Written by Todd Card
Published by 8 Publishing
Have you ever had a really good idea but just didn’t have the slightest inkling how to execute it and bring it to life?
Author Todd Card has, and the result is Hell Cometh.
Hell Cometh is a zombie novel with some very solid concepts and ideas. There are artifacts in the world that, when touched by man, provide a doorway to Hell. Real, honest, filled-with-demons Hell. Touch them, and you’re a flesh suit for a really nasty demon just looking to rip that door open wide enough to bring big daddy Satan himself into our world and generally giving humanity the ultimate bad day.
After one of these artifacts is uncovered at a mine in Appalachia, that’s precisely what happens. A young boy touches the stone, and suddenly one of Satan’s sons hops in and starts the zombie apocalypse as a one-man infection machine. A rag-tag group of survivors has to take the artifact back where it was found and destroy it to end the plague, or Hell itself is going to show up right here on Earth.
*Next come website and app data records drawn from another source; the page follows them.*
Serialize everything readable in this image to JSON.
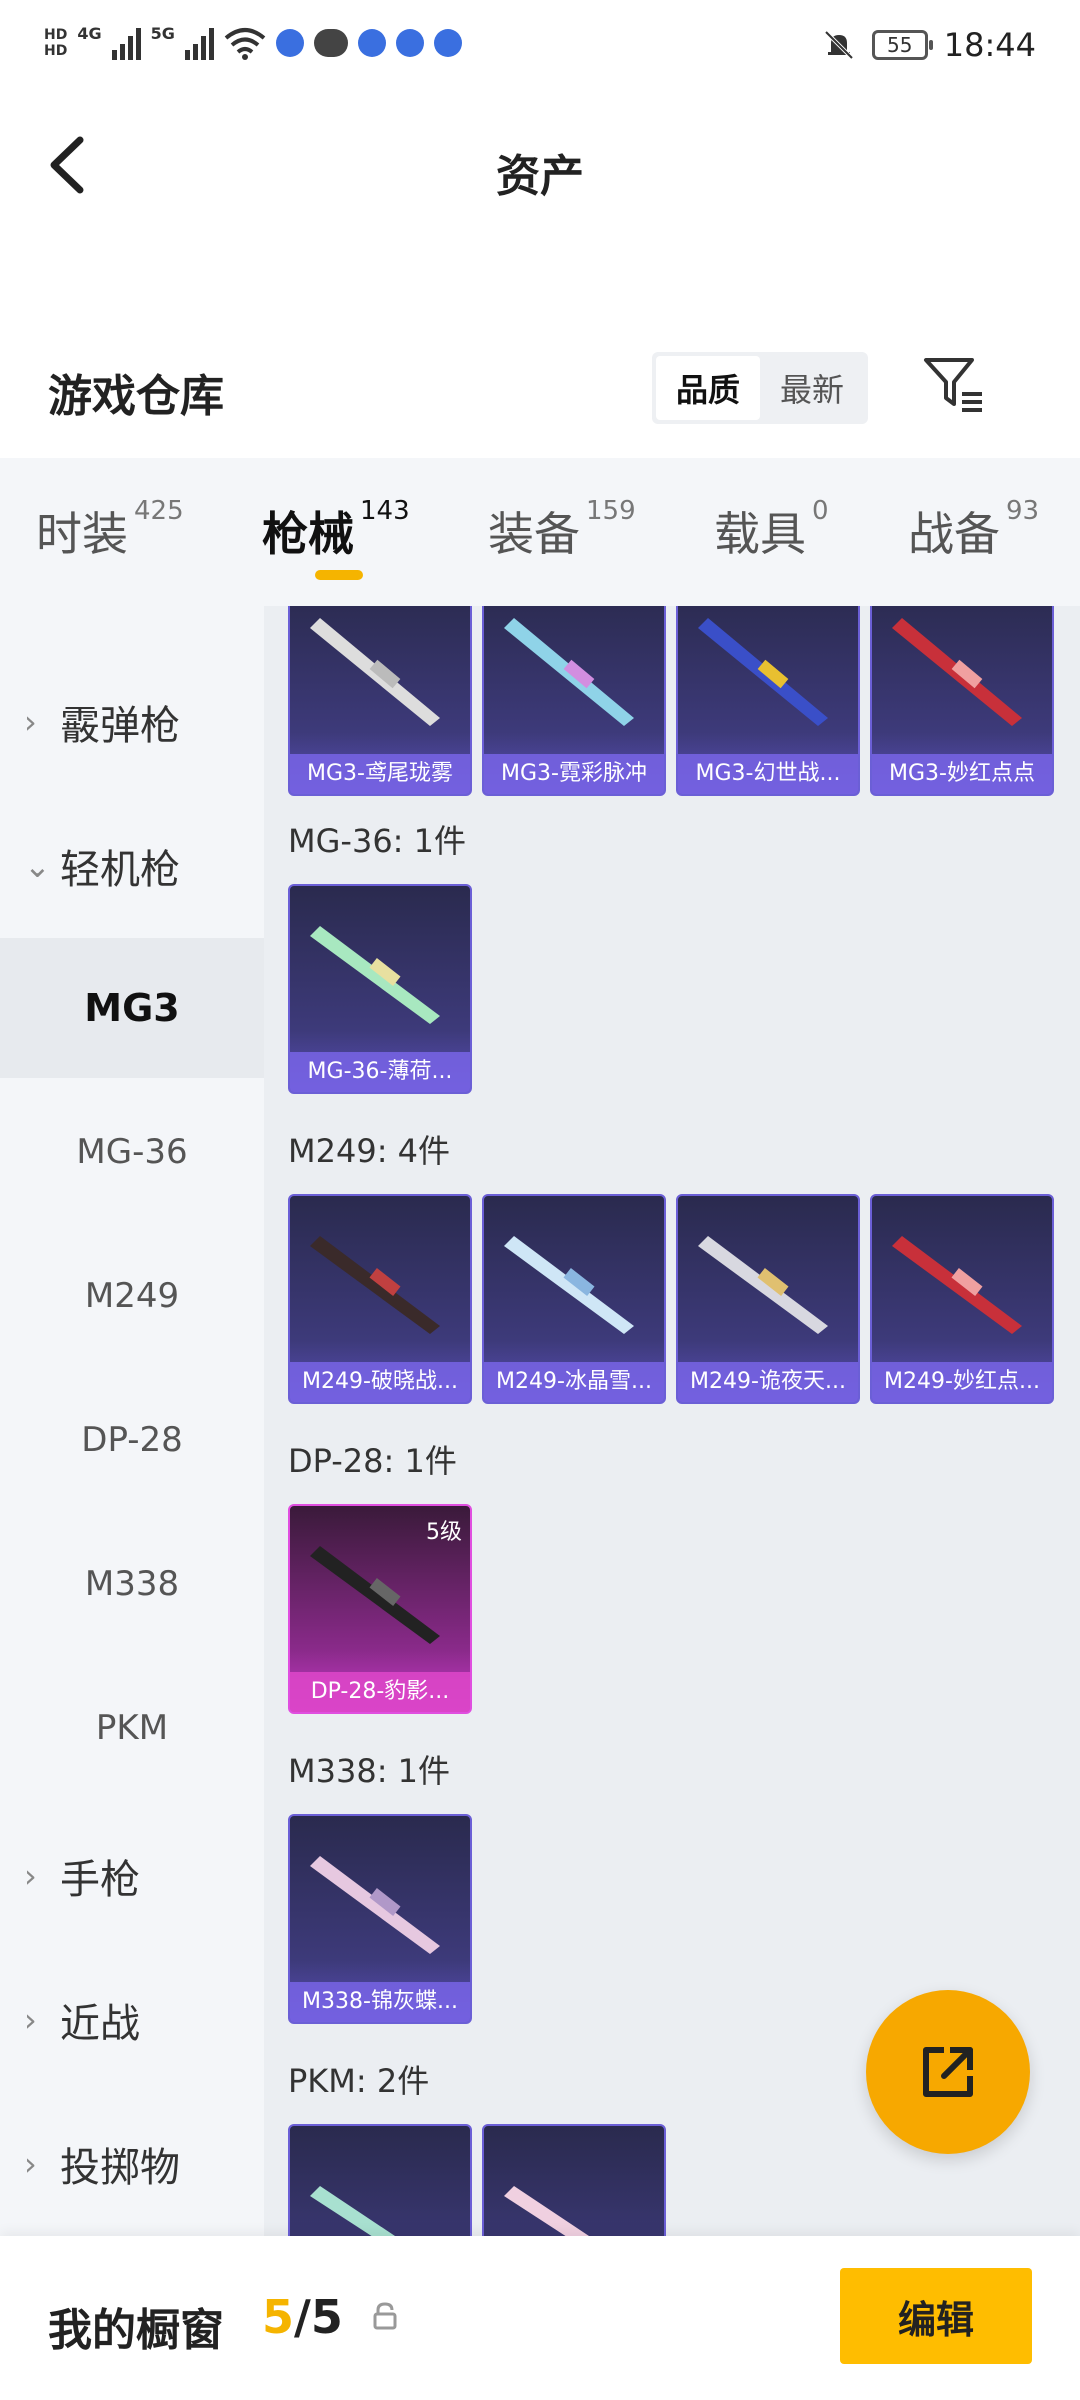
{
  "status_bar": {
    "network_1": "4G",
    "network_2": "5G",
    "battery": "55",
    "time": "18:44"
  },
  "header": {
    "title": "资产"
  },
  "warehouse": {
    "title": "游戏仓库",
    "sort_options": [
      "品质",
      "最新"
    ],
    "sort_active": "品质"
  },
  "tabs": [
    {
      "label": "时装",
      "count": "425"
    },
    {
      "label": "枪械",
      "count": "143"
    },
    {
      "label": "装备",
      "count": "159"
    },
    {
      "label": "载具",
      "count": "0"
    },
    {
      "label": "战备",
      "count": "93"
    }
  ],
  "sidebar": {
    "categories": [
      {
        "label": "霰弹枪",
        "expanded": false
      },
      {
        "label": "轻机枪",
        "expanded": true
      },
      {
        "label": "手枪",
        "expanded": false
      },
      {
        "label": "近战",
        "expanded": false
      },
      {
        "label": "投掷物",
        "expanded": false
      }
    ],
    "subitems": [
      "MG3",
      "MG-36",
      "M249",
      "DP-28",
      "M338",
      "PKM"
    ],
    "active_subitem": "MG3"
  },
  "content": {
    "mg3_items": [
      "MG3-鸢尾珑雾",
      "MG3-霓彩脉冲",
      "MG3-幻世战...",
      "MG3-妙红点点"
    ],
    "group_mg36": "MG-36: 1件",
    "mg36_items": [
      "MG-36-薄荷..."
    ],
    "group_m249": "M249: 4件",
    "m249_items": [
      "M249-破晓战...",
      "M249-冰晶雪...",
      "M249-诡夜天...",
      "M249-妙红点..."
    ],
    "group_dp28": "DP-28: 1件",
    "dp28_items": [
      "DP-28-豹影..."
    ],
    "dp28_level": "5级",
    "group_m338": "M338: 1件",
    "m338_items": [
      "M338-锦灰蝶..."
    ],
    "group_pkm": "PKM: 2件"
  },
  "bottom_bar": {
    "title": "我的橱窗",
    "count_current": "5",
    "count_total": "/5",
    "edit_label": "编辑"
  },
  "colors": {
    "accent": "#f5b400",
    "fab": "#f7a800",
    "card_blue": "#5a4fb8",
    "card_pink": "#c93bc9"
  }
}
That sounds like a solid concept, right? It is! Unfortunately, Card just doesn’t have the chops to make it happen.
As a writer myself, I hate to say this, but I have to: Card just straight-up needs to take some more writing classes and sharpen his skills because if Hell Cometh is any indication, he does not have the technical ability to be a published author.
We have over 80 pages of introducing characters, down to minute details. Some or even most of these go on to die within the first few chapters of action. There’s no reason for this amount of detail and pages wasted on even the key characters; it’s as if he took his character notes designed to flesh them out and make them more ‘real’ and just published them at the beginning of the book.
He obsessively comes up with new descriptions for characters. Within half a page one character, a handicapped ‘magic retard’ in the tradition of Stephen King, is called ‘the outcast’, ‘the tramp’, ‘the childlike wanderer’, and ‘the angry townie’. Why he didn’t stick to pronouns or the character’s name? No idea.
Dialogue from the backwoods characters is almost always written out to enforce their heavy accents…something that would be assumed. It’s done in such a way that the text is almost unreadable. “You’uns jest git somebody on the horn up yonder, and tell ’em what the hells goin’ on around hyer!” That’s not one particularly bad example; that’s how a great deal of the book is written. I’m not even getting into the mentally handicapped character’s dialogue, which is written out phonetically in his speech impediment. Since he’s a major character, his gibberish is all over the place and will make your brain hurt.
Those are just a couple of major examples of the poor writing that makes up Hell Cometh. But again, I have to emphasize that the plot and ideas behind the book are sound. This is a good book that’s just written very, very badly. It’s the first time I’ve read a book like this, where the fault is in the technical skills of the writer, not in their ability to tell a story well.
I have no idea what’s going on over at 8 Publishing, but they need to hire some editors -quick-. As for Card, if he can learn more about the craft of writing, he should be able to re-work Hell Cometh into something readable and perhaps even create some sequels in the same universe. I’d be interested in reading them. Hell Cometh, as it stands, is an example of how not to write a novel.
1 1/2 out of 5